I have a rough night of it on the bus. Sleep will not swaddle me, it just claws me down  into its shallows intermittently. The bus feels like it’s one minute skidding across train tracks, the next floating on pillows of cloud. I wake in a sour mood, go marching off for breakfast which I find (like all the others of our party) within a few blocks in a traditional American diner. The Huevos Rancheros are delicious but come with an enormous slice of melon, which along with fucking strawberries is a 1980s Californian affectation that should NEVER have been adopted across this great nation. Eggs and fruit on the same plate are like biker jackets and neckties — they should never be seen together. Why would I want egg yolk on a pice of melon? In god’s name why?

One of those circular ceiling loudspeakers drizzles pop upon me; Latin, acoustic, country — all the inoffensive flavours of manufactured music you can think of. The one thing very noticeable as you leave the coast is the absence of mask wearing. There’s often a whiff of disdain when you enter places masked up. For some it’s still a political act. I completely understand middle America’s distaste for being judged by smug cosmopolitan liberals. But I don’t think I should be judged for being considerate. Bob Dylan comes on, something from his shit ‘80s period where he sounds like Daffy Duck in a fit of pique. It’s a bright blank day outside, cold enough to keep you on the hop. I deposit my $25 and take to the street.

I walk a few miles north on Broadway, the sun glinting aggressively off the six lane highway. These sprawled cities built around the automobile are extremely alienating on foot. The complete absence of street life is unsettling, yet beyond all the tinted windows and blank facades life is bubbling along — you just can’t see it. On the reverse trip I pop into Corvus Coffee Roasters. In Glasgow a roaster is an idiot but I fail to find much amusement in this. I’m just a little sick of the soullessness of these last few towns. I crave a crowded market, narrow streets, mopeds, a mob outside a pub. The last few days have been an inexorable parade of pick-up trucks sailing by in arrow straight trajectories. I sip my ethically-sourced drip coffee and poke a little vegan oat ball around a side plate. The cars brush past silently beyond the double glazing. The sun rains down, the dust lifts a touch then settles. I gaze across a parking lot on the other side of the street. The white tips of the Rockies sit stoically awake. Time for the long march back to the mothership.

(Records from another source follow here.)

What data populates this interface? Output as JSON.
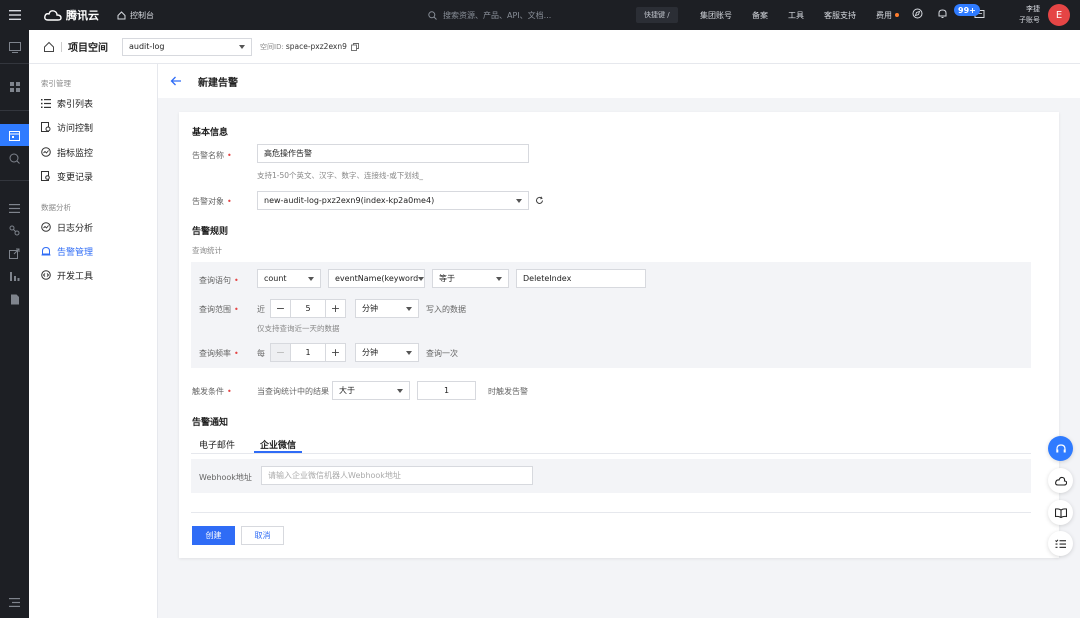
{
  "topbar": {
    "brand": "腾讯云",
    "console": "控制台",
    "search_placeholder": "搜索资源、产品、API、文档...",
    "shortcut": "快捷键 /",
    "links": [
      "集团账号",
      "备案",
      "工具",
      "客服支持",
      "费用"
    ],
    "badge": "99+",
    "user_name": "李捷",
    "user_role": "子账号",
    "avatar": "E",
    "accent": "#2f7bff"
  },
  "subheader": {
    "title": "项目空间",
    "project_select": "audit-log",
    "space_label": "空间ID:",
    "space_id": "space-pxz2exn9"
  },
  "leftnav": {
    "group1": "索引管理",
    "items1": [
      "索引列表",
      "访问控制",
      "指标监控",
      "变更记录"
    ],
    "group2": "数据分析",
    "items2": [
      "日志分析",
      "告警管理",
      "开发工具"
    ],
    "active": "告警管理"
  },
  "page": {
    "title": "新建告警"
  },
  "form": {
    "basic_title": "基本信息",
    "name_label": "告警名称",
    "name_value": "高危操作告警",
    "name_hint": "支持1-50个英文、汉字、数字、连接线-或下划线_",
    "target_label": "告警对象",
    "target_value": "new-audit-log-pxz2exn9(index-kp2a0me4)",
    "rule_title": "告警规则",
    "rule_sub": "查询统计",
    "query_label": "查询语句",
    "query_agg": "count",
    "query_field": "eventName(keyword",
    "query_op": "等于",
    "query_value": "DeleteIndex",
    "range_label": "查询范围",
    "range_prefix": "近",
    "range_value": "5",
    "range_unit": "分钟",
    "range_suffix": "写入的数据",
    "range_hint": "仅支持查询近一天的数据",
    "freq_label": "查询频率",
    "freq_prefix": "每",
    "freq_value": "1",
    "freq_unit": "分钟",
    "freq_suffix": "查询一次",
    "trigger_label": "触发条件",
    "trigger_prefix": "当查询统计中的结果",
    "trigger_op": "大于",
    "trigger_value": "1",
    "trigger_suffix": "时触发告警",
    "notify_title": "告警通知",
    "tabs": [
      "电子邮件",
      "企业微信"
    ],
    "active_tab": "企业微信",
    "webhook_label": "Webhook地址",
    "webhook_placeholder": "请输入企业微信机器人Webhook地址",
    "minus": "−",
    "plus": "+",
    "required_mark": "•",
    "create": "创建",
    "cancel": "取消"
  }
}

Iain tips us off about a decent army surplus shop round the corner. B&B and I rummage happily among the hoodies and sweatshirts for a while before soundcheck where we find Kris proudly sporting a new leather jacket with a smile as wide as Denver itself. The Gothic Theatre is by far the best sounding room we’ve encountered so far. Warm and big like a real concert hall, it meshes our disparate frequencies together in a nice stew.

In the below stage dressing room I sit at the make-up mirror regarding my blotchy skin and drooping jowls. I was past it long ago, this offensive reflection just confirms it. What an embarrassment, what a joke. What a laugh.